We support two ways of hosting them: the basic
LOCAL_UPLOADS_DIRfile storage backend, where they are stored in a directory on the Zulip server’s filesystem, and the S3 backend, where the files are stored in Amazon S3. It would not be difficult to add additional supported backends should there be a need; see
zerver/lib/upload.pyfor the full interface.
For both backends, the URLs used to access uploaded files are long, random strings, providing one layer of security against unauthorized users accessing files uploaded in Zulip (an authorized user would need to share the URL with an unauthorized user in order for the file to be accessed by the unauthorized user; and of course, any such authorized user could have just downloaded and sent the file instead of the URL, so this is arguably the best protection possible). However, to help protect against consequences accidental sharing of URLs to restricted files (e.g. by forwarding a missed-message email or leaks involving the Referer header), we provide additional layers of protection in both backends as well.

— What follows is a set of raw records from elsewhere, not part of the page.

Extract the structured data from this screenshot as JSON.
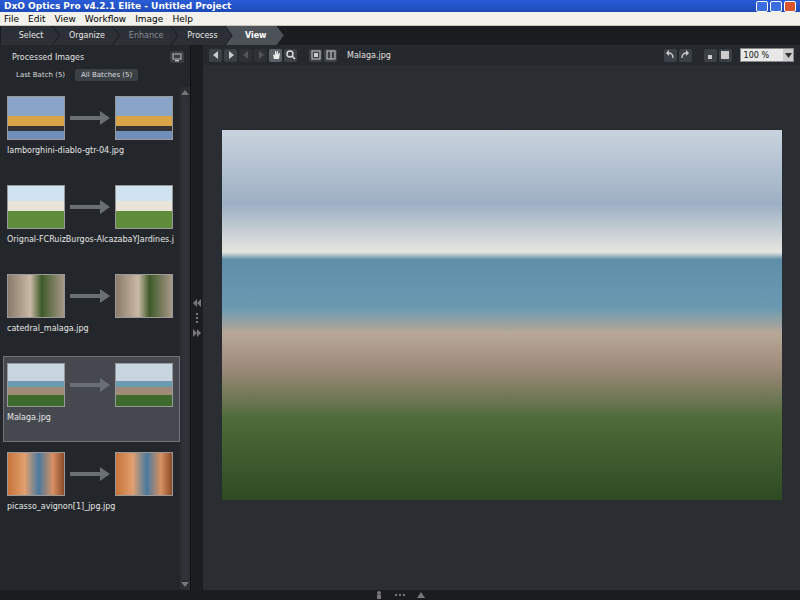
{
  "window": {
    "title": "DxO Optics Pro v4.2.1 Elite - Untitled Project"
  },
  "menu": [
    "File",
    "Edit",
    "View",
    "Workflow",
    "Image",
    "Help"
  ],
  "workflow_tabs": [
    {
      "label": "Select",
      "selected": false,
      "disabled": false
    },
    {
      "label": "Organize",
      "selected": false,
      "disabled": false
    },
    {
      "label": "Enhance",
      "selected": false,
      "disabled": true
    },
    {
      "label": "Process",
      "selected": false,
      "disabled": false
    },
    {
      "label": "View",
      "selected": true,
      "disabled": false
    }
  ],
  "sidebar": {
    "title": "Processed Images",
    "batch_tabs": [
      {
        "label": "Last Batch (5)",
        "selected": false
      },
      {
        "label": "All Batches (5)",
        "selected": true
      }
    ],
    "items": [
      {
        "name": "lamborghini-diablo-gtr-04.jpg",
        "selected": false
      },
      {
        "name": "Orignal-FCRuizBurgos-AlcazabaYJardines.j",
        "selected": false
      },
      {
        "name": "catedral_malaga.jpg",
        "selected": false
      },
      {
        "name": "Malaga.jpg",
        "selected": true
      },
      {
        "name": "picasso_avignon[1]_jpg.jpg",
        "selected": false
      }
    ]
  },
  "viewer": {
    "filename": "Malaga.jpg",
    "zoom": "100 %"
  }
}
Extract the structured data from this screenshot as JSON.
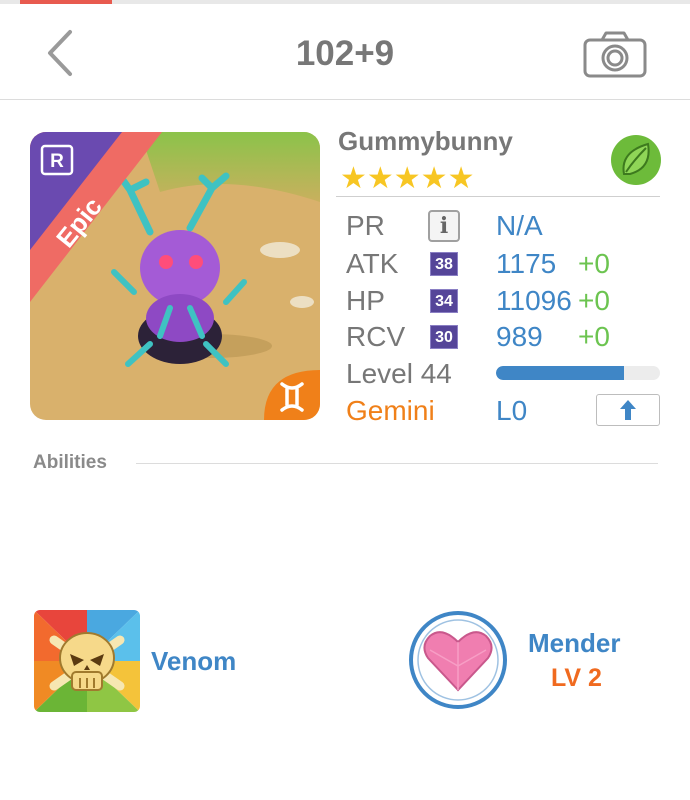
{
  "header": {
    "title": "102+9",
    "back_icon": "chevron-left-icon",
    "camera_icon": "camera-icon"
  },
  "monster": {
    "name": "Gummybunny",
    "rarity": "Epic",
    "rarity_badge": "R",
    "star_count": 5,
    "stars": "★★★★★",
    "element": "leaf-icon",
    "zodiac_icon": "gemini-icon"
  },
  "stats": {
    "pr": {
      "label": "PR",
      "value": "N/A"
    },
    "atk": {
      "label": "ATK",
      "badge": "38",
      "value": "1175",
      "plus": "+0"
    },
    "hp": {
      "label": "HP",
      "badge": "34",
      "value": "11096",
      "plus": "+0"
    },
    "rcv": {
      "label": "RCV",
      "badge": "30",
      "value": "989",
      "plus": "+0"
    },
    "level": {
      "label": "Level 44",
      "progress": 0.78
    },
    "zodiac": {
      "label": "Gemini",
      "value": "L0"
    }
  },
  "abilities": {
    "section_label": "Abilities",
    "items": [
      {
        "name": "Venom",
        "icon": "skull-icon"
      },
      {
        "name": "Mender",
        "level": "LV 2",
        "icon": "heart-icon"
      }
    ]
  },
  "colors": {
    "accent_blue": "#3f86c6",
    "plus_green": "#6cc450",
    "zodiac_orange": "#f08019",
    "star_yellow": "#f7c623",
    "epic_red": "#ef6b64",
    "badge_purple": "#554599"
  }
}
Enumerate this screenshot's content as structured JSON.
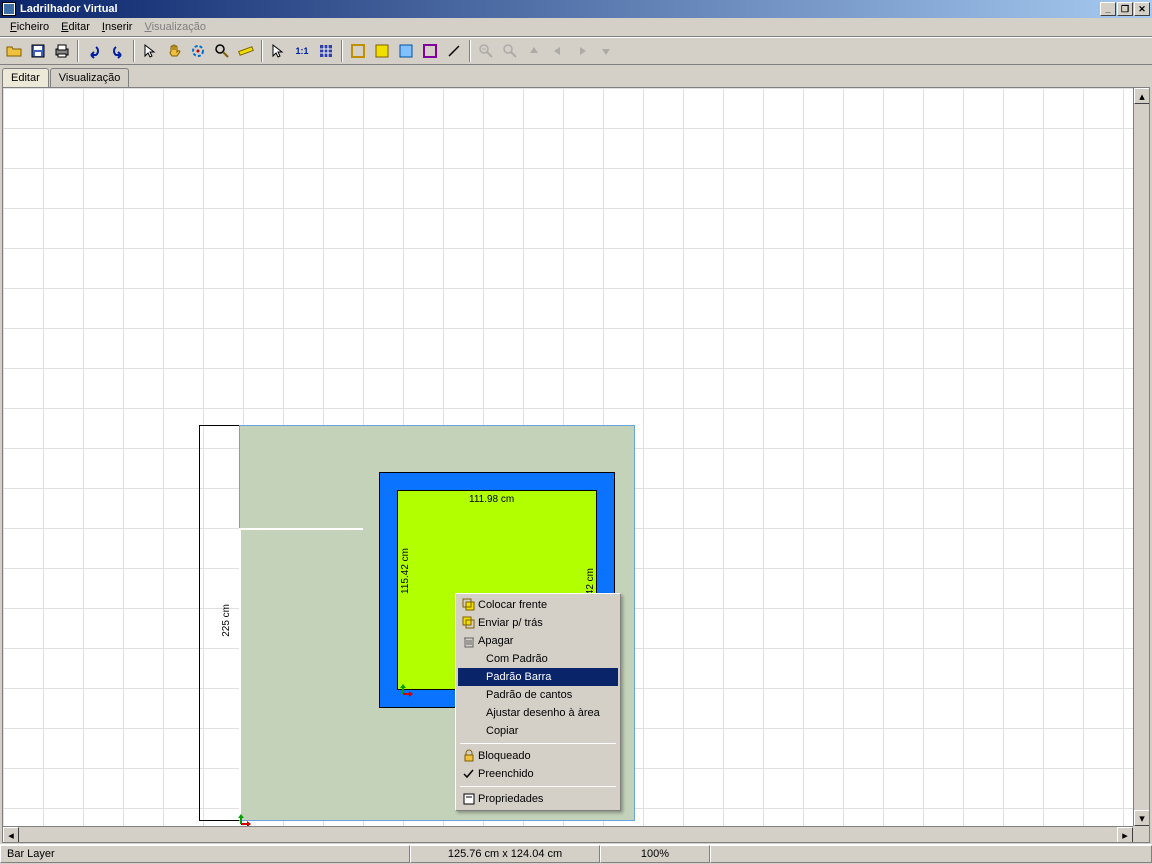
{
  "window": {
    "title": "Ladrilhador Virtual"
  },
  "menu": {
    "ficheiro": "Ficheiro",
    "editar": "Editar",
    "inserir": "Inserir",
    "visualizacao": "Visualização"
  },
  "tabs": {
    "editar": "Editar",
    "visualizacao": "Visualização"
  },
  "dimensions": {
    "width_top": "111.98 cm",
    "height_left": "115.42 cm",
    "height_right": "42 cm",
    "outer_height": "225 cm"
  },
  "context_menu": {
    "colocar_frente": "Colocar frente",
    "enviar_tras": "Enviar p/ trás",
    "apagar": "Apagar",
    "com_padrao": "Com Padrão",
    "padrao_barra": "Padrão Barra",
    "padrao_cantos": "Padrão de cantos",
    "ajustar_area": "Ajustar desenho à àrea",
    "copiar": "Copiar",
    "bloqueado": "Bloqueado",
    "preenchido": "Preenchido",
    "propriedades": "Propriedades"
  },
  "status": {
    "layer": "Bar Layer",
    "dims": "125.76 cm x 124.04 cm",
    "zoom": "100%"
  }
}
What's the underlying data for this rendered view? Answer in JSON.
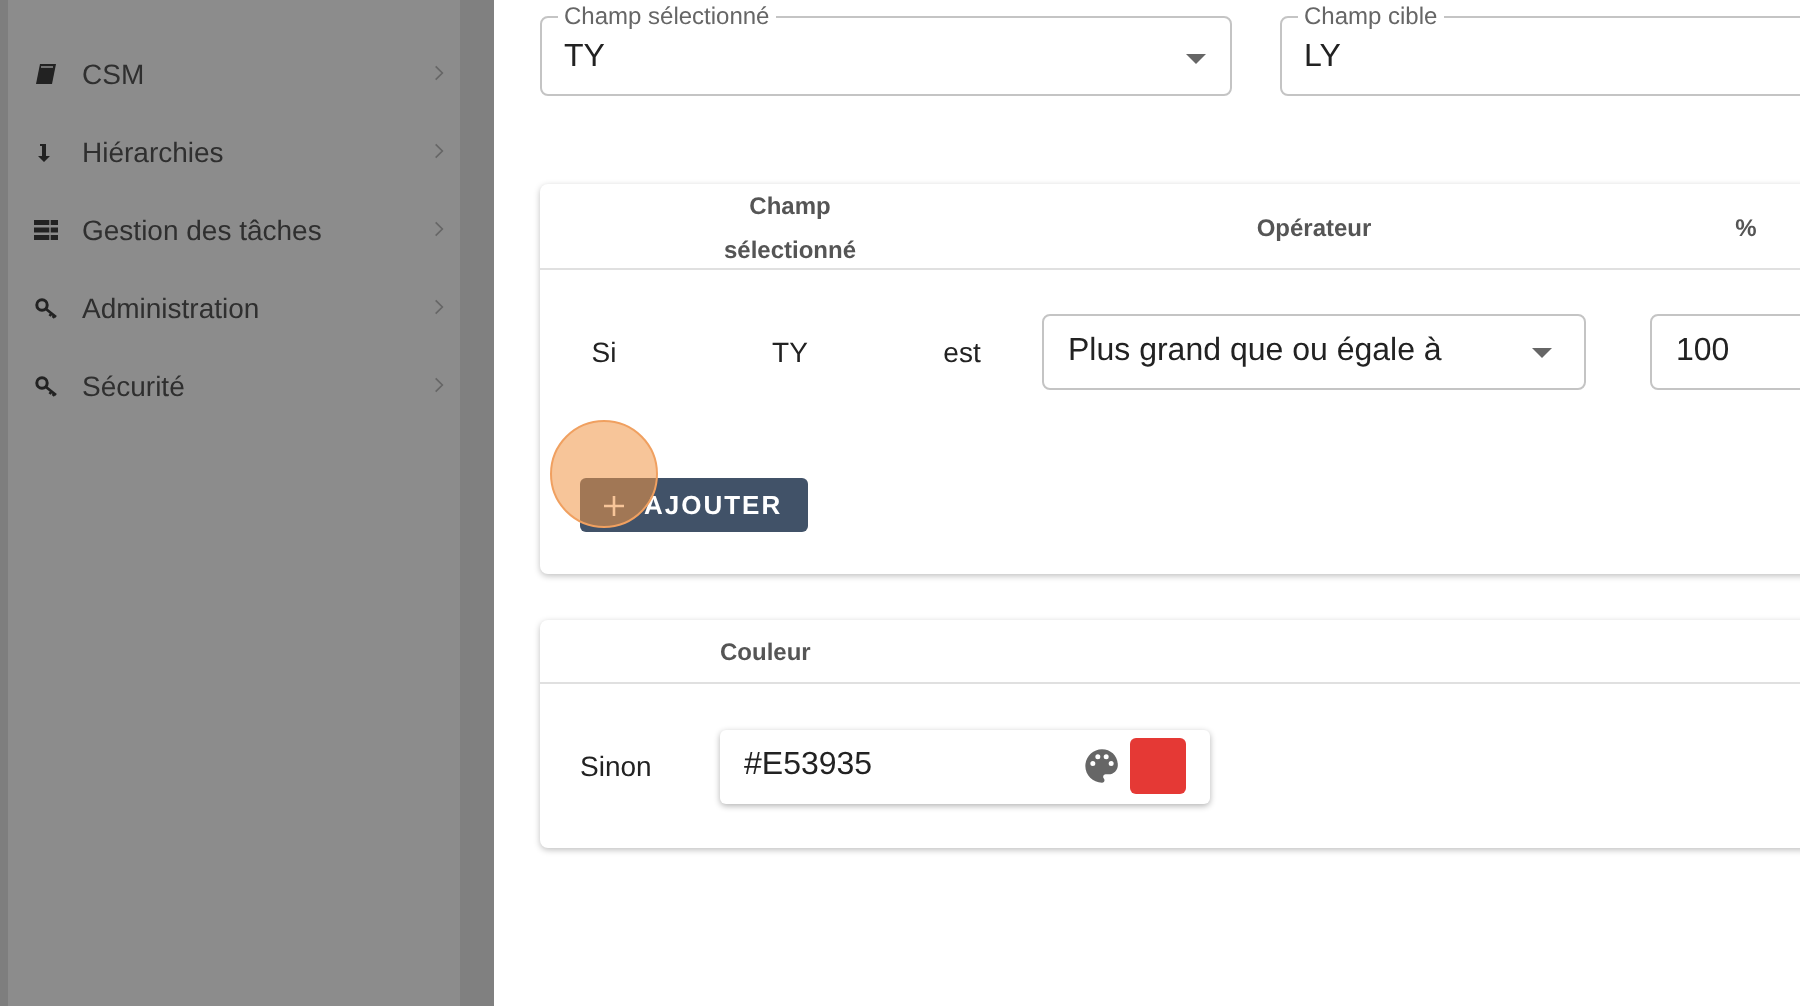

In the Zulip S3 backend, the random URLs to access files that are presented to users don’t actually host the content. Instead, the S3 backend verifies that the user has a valid Zulip session in the relevant realm (and that has access to a Zulip message linking to the file), and if so, then redirects the browser to a temporary S3 URL for the file that expires a short time later. In this way, possessing a URL to a secret file in Zulip does not provide unauthorized users with access to that file.
We have a similar protection for the
LOCAL_UPLOADS_DIRbackend, that is currently only available in Ubuntu Xenial (this is the one place in Zulip where behavior is currently different between Ubuntu Trusty and Ubuntu Xenial). On Ubuntu Xenial, every access to an uploaded file has access control verified verified (confirming that the browser is logged into a Zulip account that has received the uploaded file in question).
On Ubuntu Trusty, because the older version of
nginxavailable there doesn’t have proper Unicode support for the
LOCAL_UPLOADS_DIRbackend only has the single layer of security described at the beginning of this section (long, randomly generated secret URLs). This could be fixed with further engineering, but given the upcoming end-of-life of Ubuntu Trusty, we have no plans to do that further work.
Zulip supports using the Camo image proxy to proxy content like inline image previews that can be inserted into the Zulip message feed by other users over HTTPS.
By default, Zulip will provide image previews inline in the body of messages when a message contains a link to an image. You can control this using the
Final notes and security response¶
If you find some aspect of Zulip that seems inconsistent with this security model, please report it to email@example.com so that we can investigate and coordinate an appropriate security release if needed.
Zulip security announcements will be sent to firstname.lastname@example.org, so you should subscribe if you are running Zulip in production.